The Boston Consulting Group has been a leading advocate for Wal-Mart’s U.S. manufacturing agenda. BCG’s analysis estimates a potential to recapture about $300 billion in consumer goods that are now being imported. The categories include furniture, cookware and sporting goods. BCG also said if this manufacturing is onshored it will support 1.5 million American jobs. Critics have said the jobs estimate is too high given so much of manufacturing today is automated.
Harry Moser, founder of Reshoring Initiative, reported in May for the first time in decades, more manufacturing jobs are returning to the United States than are going offshore. The combined reshoring and foreign direct investment (FDI) trends grew by over 10% in 2016, adding 77,000 jobs, tying the 2014 record and exceeding the rate of offshoring by about 27,000 jobs. The 2016 results bring the total number of manufacturing jobs brought back from offshore to more than 338,000 since the manufacturing employment low of February 2010.
“We publish this data annually to show companies that their peers are successfully reshoring and that they should reevaluate their sourcing and siting decisions,” Moser said. “With 3 to 4 million manufacturing jobs still offshore, as measured by our $500 billion/year trade deficit, there is potential for much more growth. We call on the administration and Congress to enact policy changes to make the United States competitive again. Our Competitiveness Toolkit is available for them to quantify the impact of policy alternatives, including: stronger skilled workforce; lower corporate taxes and regulations; and lower U.S. dollar.”
According to data from its suppliers, approximately two-thirds of Walmart U.S. merchandise spending is for items that are made, assembled, sourced, or grown in the U.S. Much of that is food given Wal-Mart is the nation’s largest grocery chain. Wal-Mart is still the largest importer of goods for sale in the country based on the number of containers making the trip from China and Asia to U.S. ports.
“It’s important to note that there is no silver bullet that will solve the problem on its own.
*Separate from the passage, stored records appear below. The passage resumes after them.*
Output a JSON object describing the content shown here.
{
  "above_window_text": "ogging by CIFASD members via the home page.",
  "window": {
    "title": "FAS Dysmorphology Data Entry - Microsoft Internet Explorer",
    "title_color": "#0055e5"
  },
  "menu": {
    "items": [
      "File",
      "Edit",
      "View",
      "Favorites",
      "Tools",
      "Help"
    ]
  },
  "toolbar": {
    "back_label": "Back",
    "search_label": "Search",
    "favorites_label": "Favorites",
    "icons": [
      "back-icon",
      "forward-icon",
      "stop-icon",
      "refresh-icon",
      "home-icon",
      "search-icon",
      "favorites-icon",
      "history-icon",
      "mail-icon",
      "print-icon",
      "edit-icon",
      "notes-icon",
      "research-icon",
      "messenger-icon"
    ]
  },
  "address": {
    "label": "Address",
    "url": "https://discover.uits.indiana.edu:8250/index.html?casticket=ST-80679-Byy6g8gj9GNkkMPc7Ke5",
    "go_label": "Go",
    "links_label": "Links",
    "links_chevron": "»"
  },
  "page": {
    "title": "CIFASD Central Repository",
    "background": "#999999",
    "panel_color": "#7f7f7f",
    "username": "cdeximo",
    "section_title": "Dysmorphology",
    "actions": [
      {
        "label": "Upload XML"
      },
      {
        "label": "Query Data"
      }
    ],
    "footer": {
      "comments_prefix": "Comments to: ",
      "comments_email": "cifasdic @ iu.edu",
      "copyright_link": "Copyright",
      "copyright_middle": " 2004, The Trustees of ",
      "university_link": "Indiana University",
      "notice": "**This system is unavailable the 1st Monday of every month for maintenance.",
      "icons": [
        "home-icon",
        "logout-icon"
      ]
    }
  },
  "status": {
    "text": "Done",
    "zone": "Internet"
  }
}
The barriers to domestic manufacturing are just too broad and too complex,” said Dustin Burke, a partner in BCG’s manufacturing practice.
Link here for a PDF of the policy roadmap.